- Lucas Maloney's black tie attire included blood.
11:09: Also like real prom: There's always one group that will show up in wacky costumes. The kids from Molotov Theater wore stage blood to the prom.
11:14: I encounter Jon Fischer, who is in an interminable drink line for another one of those elusive gimlets. Not really his scene, he says: "I'm the Bill Simmons of theater reporting. I don't go in the locker room."
11:15: Seemingly everyone knows the moves to the "Single Ladies" dance.
11:34: Oops, I just drank a sip out of someone else's glass.
11:50: I overhear an unconfirmed report that the team from Synetic is dancing the choreography from one of their shows to something ridiculous, perhaps Ke$ha.
Midnight: Your correspondent goes home, takes off high heels, receives unsolicited foot massage, and congratulates this year's winner in the Best Non-Resident Boyfriend category. The tweets continue from the Marriott, where things might be getting sloppy.

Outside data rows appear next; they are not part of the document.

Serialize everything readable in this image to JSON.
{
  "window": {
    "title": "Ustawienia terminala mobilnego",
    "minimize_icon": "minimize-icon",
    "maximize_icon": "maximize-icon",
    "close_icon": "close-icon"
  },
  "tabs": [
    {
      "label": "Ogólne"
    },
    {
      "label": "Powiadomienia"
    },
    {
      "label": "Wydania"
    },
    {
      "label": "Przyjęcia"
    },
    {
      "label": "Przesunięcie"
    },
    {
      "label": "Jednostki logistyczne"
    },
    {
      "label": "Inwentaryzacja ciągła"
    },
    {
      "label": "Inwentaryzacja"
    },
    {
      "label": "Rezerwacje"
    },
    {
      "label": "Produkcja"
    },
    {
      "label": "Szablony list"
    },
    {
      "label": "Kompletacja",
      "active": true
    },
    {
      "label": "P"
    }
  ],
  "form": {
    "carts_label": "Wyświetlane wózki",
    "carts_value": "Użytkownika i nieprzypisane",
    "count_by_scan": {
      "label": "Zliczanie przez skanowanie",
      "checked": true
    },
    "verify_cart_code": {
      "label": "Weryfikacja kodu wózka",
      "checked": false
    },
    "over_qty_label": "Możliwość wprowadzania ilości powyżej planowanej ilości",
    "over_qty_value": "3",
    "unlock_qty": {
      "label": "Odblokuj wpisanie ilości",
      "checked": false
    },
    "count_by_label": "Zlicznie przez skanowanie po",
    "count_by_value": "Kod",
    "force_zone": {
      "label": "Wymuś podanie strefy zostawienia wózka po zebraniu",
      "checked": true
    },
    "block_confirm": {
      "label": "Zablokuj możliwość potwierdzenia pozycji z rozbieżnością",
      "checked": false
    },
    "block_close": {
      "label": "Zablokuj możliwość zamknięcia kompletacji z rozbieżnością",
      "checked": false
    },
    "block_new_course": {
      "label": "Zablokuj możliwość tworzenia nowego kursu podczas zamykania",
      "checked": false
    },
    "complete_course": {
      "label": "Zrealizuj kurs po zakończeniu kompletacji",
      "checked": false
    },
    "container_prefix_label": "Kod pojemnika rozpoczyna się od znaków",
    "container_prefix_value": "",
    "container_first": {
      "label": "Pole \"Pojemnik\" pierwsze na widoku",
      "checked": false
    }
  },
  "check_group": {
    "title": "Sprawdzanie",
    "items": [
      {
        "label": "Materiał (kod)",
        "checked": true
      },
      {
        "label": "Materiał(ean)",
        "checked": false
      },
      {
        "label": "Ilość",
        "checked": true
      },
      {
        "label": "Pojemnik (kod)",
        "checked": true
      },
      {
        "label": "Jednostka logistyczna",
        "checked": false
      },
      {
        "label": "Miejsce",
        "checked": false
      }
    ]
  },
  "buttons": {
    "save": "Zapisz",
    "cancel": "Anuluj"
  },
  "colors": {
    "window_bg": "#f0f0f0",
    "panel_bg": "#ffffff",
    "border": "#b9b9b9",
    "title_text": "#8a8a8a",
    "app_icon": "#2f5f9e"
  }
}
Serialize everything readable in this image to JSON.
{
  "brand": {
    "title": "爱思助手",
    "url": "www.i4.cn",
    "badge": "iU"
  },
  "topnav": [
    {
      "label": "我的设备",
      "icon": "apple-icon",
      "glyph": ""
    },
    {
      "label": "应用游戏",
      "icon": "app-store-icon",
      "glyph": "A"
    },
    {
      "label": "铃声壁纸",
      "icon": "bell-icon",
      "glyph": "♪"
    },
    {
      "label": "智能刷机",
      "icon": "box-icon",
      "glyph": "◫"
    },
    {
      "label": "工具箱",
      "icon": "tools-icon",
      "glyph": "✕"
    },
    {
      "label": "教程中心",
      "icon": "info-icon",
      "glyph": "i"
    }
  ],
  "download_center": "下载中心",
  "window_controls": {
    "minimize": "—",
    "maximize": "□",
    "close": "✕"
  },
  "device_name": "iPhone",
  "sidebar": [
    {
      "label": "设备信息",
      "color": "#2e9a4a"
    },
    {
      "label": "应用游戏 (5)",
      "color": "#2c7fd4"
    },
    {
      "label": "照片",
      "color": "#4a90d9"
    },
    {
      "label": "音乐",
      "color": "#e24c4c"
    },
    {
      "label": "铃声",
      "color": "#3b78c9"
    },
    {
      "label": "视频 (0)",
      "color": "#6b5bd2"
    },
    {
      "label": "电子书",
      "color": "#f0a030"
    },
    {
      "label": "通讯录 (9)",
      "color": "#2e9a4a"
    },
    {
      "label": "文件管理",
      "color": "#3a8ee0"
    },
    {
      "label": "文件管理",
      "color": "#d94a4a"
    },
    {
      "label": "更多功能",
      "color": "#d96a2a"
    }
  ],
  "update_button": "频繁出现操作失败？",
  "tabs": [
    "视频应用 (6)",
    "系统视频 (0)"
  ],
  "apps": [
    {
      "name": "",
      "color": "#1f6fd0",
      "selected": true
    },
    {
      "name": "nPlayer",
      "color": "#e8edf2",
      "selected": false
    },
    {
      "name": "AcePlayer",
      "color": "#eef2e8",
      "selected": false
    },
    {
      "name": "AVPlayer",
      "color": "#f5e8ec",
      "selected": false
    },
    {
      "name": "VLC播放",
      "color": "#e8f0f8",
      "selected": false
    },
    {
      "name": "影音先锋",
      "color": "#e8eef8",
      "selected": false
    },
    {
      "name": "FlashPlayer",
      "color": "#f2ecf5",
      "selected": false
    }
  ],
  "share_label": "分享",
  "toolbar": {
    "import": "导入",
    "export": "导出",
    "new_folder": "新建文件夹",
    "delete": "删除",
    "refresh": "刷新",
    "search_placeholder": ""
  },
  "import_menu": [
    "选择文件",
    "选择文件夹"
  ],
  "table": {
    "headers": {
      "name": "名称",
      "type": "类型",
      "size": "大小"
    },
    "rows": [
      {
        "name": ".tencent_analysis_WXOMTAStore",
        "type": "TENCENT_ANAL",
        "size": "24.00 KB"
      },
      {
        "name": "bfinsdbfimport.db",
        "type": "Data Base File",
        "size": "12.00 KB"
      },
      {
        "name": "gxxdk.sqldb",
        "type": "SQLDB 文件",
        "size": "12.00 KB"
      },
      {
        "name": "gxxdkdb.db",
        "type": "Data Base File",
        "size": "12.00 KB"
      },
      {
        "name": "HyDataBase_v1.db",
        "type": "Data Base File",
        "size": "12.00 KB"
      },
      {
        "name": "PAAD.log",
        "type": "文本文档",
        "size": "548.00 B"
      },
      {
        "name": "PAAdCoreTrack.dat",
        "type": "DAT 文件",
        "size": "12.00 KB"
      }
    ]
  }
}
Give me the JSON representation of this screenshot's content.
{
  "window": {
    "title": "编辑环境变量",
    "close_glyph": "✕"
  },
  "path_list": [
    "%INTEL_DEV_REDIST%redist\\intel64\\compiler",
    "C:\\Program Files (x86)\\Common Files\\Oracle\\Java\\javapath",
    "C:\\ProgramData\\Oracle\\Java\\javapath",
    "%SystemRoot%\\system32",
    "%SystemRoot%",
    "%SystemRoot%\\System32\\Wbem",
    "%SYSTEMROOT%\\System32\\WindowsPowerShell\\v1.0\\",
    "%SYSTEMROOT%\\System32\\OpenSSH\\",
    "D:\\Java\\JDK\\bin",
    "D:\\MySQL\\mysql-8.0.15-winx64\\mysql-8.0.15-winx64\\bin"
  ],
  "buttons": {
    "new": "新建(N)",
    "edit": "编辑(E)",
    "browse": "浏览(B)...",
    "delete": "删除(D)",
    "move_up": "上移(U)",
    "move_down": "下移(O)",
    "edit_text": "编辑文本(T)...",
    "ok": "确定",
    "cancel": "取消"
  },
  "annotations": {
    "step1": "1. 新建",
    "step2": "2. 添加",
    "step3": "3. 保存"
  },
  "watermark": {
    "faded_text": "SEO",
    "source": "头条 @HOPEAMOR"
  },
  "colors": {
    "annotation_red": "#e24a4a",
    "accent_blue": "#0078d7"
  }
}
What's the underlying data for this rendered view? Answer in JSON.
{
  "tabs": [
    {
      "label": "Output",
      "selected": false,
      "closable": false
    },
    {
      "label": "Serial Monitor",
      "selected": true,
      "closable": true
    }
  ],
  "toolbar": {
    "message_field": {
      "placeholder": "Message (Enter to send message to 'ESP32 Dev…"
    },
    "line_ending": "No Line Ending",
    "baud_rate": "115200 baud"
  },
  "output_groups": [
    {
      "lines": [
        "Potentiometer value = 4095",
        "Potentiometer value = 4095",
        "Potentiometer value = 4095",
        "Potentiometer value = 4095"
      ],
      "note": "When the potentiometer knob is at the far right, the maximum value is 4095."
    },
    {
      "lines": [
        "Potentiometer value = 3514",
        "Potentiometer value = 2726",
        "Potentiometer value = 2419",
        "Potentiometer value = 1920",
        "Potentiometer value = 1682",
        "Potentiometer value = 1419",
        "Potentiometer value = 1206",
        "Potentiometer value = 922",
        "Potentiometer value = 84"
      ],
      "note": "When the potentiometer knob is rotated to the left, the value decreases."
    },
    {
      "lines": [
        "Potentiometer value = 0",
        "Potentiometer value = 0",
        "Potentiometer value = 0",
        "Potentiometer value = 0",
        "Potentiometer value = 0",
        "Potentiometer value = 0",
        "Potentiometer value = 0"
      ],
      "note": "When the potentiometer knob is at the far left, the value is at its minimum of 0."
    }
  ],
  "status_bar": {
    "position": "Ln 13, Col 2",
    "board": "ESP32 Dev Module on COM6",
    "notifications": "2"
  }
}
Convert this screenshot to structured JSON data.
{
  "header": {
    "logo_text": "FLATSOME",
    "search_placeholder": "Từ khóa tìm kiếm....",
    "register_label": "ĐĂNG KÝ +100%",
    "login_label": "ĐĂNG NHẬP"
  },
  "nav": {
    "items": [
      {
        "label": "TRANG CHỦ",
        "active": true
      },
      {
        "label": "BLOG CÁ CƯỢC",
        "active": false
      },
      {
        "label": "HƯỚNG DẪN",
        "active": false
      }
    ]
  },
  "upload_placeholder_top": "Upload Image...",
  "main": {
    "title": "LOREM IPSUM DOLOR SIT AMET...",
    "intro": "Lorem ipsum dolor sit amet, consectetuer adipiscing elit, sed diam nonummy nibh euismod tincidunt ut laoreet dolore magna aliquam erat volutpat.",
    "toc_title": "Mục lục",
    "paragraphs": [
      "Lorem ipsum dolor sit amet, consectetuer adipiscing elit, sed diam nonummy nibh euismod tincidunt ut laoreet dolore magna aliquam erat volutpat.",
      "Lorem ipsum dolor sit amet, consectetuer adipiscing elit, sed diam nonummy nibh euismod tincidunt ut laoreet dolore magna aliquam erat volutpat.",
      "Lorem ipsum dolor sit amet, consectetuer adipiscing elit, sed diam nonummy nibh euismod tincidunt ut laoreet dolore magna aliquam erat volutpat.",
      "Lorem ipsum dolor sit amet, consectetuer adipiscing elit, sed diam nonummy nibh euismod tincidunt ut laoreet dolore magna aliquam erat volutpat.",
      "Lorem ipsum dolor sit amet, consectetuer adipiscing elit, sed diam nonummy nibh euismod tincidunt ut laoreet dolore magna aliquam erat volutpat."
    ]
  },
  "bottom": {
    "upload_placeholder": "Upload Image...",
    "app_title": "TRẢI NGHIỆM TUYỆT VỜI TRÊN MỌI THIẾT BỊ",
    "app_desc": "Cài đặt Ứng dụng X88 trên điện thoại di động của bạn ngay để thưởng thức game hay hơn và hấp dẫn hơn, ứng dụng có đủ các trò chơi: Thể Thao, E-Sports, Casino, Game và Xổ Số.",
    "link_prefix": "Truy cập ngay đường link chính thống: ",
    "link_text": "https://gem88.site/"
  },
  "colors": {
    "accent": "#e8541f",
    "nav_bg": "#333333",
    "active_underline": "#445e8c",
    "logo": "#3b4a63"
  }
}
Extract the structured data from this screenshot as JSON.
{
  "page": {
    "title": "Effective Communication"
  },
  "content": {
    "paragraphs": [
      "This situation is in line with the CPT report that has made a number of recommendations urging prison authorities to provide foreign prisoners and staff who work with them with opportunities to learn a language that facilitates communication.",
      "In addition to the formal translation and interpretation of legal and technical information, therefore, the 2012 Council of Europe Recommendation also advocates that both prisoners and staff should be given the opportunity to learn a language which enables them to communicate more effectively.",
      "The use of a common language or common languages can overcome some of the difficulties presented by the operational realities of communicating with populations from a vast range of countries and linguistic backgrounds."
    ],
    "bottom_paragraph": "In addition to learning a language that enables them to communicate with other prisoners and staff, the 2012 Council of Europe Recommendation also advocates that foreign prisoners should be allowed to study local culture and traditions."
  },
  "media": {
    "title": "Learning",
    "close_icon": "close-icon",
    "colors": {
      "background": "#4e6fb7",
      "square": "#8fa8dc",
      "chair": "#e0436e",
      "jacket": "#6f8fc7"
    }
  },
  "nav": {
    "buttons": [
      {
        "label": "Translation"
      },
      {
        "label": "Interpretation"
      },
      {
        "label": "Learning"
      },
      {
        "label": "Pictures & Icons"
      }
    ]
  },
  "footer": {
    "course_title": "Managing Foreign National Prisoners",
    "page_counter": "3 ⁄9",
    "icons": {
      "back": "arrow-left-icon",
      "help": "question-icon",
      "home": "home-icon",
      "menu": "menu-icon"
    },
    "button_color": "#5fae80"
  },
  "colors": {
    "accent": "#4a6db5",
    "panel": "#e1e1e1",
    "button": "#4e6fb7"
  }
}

9 a.m.: The hangover tweets begin to roll in. Says actor Jason McCool: "Dear #DCtheater. It's payback time. Cordially Yours, #HHA11."